It is Charlie’s 18th birthday. And Charlie feels out of sync with the entire world. It seems her mother and brother were able to move past the death of her father. She had no friends. The rich snobs mock and bully her. All Charlie has is her car. Which does not work. A project she had been working on with her father. And she cannot even make it work.
But on her birthday, in her Uncle Hank’s junk storage she finds an old VW Bug. She tries to bargain with Hank, but he simply lets her have it as a Birthday gift. After getting it home, She makes a discovery about her car.
Bumblebee has always been one of the big favorites of the Transformers for the audience. He is easily one of the most likable parts of the live action franchise (in spite of some rather “ug” moments) and so, it makes sense to put him front and center.
This seems like it should have been destroyed by fatigue of a franchise that has never been particularly good. But against the odds, the trailers actually got even jaded fans kind of hopeful.
What we have gotten is a movie about a robot that transforms into a yellow VW Bug who is befriended by a heart broken young woman. And…
It works. It works really well. Charlie is sympathetic in her sullenness. She does not simply lash out angrily. She just cannot understand why it seems like the rest of the world has found it so easy to move on, when the death of her father seems so insurmountable. Her family is not terrible. Really…they are painfully awkward. But they are trying. Memo, the young man who is crushing on her is actually a real welcome change of pace for this franchise. It is not that he is super competent. But he is brave, funny and kind. Cena’s military man is a balanced take. He is a good guy trying to make the right decisions(and the lone voice of reason when the Government considers working with the Decepticons).
The friendship of Hailee Steinfeld’s Charlie and Bumblebee is really sweet and charming. There is just a goofy wholesomeness there that is really endearing.

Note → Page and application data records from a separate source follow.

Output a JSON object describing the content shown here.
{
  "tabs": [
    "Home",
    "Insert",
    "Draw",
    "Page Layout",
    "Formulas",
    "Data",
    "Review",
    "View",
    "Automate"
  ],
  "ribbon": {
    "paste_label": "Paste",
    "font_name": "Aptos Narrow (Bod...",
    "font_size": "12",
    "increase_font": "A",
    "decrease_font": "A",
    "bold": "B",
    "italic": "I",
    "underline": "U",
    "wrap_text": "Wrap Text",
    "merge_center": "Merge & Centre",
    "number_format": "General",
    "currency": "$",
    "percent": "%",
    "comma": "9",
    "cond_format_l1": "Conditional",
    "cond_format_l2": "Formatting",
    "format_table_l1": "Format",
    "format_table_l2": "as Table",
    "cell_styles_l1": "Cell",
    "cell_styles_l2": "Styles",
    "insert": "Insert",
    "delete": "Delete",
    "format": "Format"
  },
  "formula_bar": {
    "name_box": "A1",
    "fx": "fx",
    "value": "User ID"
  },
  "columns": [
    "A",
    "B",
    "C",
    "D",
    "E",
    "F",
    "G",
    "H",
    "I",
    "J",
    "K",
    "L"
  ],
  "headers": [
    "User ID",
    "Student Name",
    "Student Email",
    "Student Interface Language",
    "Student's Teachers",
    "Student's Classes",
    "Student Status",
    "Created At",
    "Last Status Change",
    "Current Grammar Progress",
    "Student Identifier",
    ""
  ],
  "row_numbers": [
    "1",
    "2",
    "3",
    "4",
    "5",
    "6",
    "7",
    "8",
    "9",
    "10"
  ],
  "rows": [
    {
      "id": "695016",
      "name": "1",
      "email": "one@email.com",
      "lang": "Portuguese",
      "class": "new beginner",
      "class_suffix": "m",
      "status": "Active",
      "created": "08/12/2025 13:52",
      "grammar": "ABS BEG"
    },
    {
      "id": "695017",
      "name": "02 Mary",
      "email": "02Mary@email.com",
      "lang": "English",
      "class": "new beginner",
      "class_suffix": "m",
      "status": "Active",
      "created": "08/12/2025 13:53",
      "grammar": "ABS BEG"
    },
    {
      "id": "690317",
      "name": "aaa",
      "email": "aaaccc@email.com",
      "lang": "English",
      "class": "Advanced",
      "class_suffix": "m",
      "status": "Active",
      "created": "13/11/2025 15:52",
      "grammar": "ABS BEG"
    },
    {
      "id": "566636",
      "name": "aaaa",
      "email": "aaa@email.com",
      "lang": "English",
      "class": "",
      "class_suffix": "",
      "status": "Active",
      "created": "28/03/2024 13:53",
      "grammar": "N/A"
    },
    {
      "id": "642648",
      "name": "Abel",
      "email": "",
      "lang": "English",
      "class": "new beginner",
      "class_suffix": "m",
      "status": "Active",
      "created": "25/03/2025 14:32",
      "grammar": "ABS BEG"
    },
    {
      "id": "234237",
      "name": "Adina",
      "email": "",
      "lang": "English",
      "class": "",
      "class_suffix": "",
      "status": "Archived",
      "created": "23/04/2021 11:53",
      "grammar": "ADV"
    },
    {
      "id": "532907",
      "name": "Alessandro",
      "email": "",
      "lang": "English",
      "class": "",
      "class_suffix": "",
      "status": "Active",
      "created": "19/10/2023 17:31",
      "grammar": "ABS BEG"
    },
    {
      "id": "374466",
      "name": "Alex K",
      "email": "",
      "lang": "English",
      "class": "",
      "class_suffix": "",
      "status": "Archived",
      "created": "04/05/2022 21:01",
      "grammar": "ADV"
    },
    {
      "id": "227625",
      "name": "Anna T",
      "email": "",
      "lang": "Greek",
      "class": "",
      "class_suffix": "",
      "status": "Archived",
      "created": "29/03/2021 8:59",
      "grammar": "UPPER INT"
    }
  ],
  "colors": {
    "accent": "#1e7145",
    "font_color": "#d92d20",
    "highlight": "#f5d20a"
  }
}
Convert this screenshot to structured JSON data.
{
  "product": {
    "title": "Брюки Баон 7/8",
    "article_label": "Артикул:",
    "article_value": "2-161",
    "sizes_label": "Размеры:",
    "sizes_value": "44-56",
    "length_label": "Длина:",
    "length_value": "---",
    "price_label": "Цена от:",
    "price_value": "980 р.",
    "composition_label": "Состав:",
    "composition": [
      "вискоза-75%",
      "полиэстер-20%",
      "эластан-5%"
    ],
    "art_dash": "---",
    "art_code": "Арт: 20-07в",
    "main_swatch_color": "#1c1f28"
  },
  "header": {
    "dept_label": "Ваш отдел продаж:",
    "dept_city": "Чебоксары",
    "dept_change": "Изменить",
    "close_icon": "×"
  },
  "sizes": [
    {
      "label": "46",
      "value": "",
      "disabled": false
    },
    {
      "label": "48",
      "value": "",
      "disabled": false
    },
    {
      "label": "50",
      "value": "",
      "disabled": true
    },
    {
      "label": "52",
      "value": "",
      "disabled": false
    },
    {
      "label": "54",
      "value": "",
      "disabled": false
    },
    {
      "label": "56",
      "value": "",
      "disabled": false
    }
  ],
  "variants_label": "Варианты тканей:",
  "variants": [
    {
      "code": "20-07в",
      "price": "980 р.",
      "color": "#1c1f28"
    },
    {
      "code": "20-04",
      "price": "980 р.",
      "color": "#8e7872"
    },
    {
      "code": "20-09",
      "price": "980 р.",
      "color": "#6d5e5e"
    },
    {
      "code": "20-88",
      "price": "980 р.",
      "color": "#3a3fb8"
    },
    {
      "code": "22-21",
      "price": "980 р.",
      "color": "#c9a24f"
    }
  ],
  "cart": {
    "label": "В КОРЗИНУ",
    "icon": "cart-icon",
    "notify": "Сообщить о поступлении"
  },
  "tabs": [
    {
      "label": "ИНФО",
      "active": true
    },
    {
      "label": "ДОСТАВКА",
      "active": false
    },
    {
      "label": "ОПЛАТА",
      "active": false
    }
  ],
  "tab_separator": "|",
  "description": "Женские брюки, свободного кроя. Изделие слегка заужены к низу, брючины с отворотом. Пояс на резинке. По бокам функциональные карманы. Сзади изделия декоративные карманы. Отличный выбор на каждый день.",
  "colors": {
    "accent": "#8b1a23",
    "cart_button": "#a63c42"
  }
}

I think this film has the best designs of the franchise. The Bay films have been painfully busy and confusing. Here, they have opted for looks more in line with the 80’s cartoon and toys and the result is beautiful and clean. The film makers commit to their late eighties setting by including a nearly constant barrage of 80’s classics.
Along with heart, the film has real humor.
I used to say that the first Michael Bay Transformers film was probably about as good as you could hope for when it comes to a movie about giant robots that turn into cars. Turns out, I was wrong. Six movies later, we get the best Transformers movie.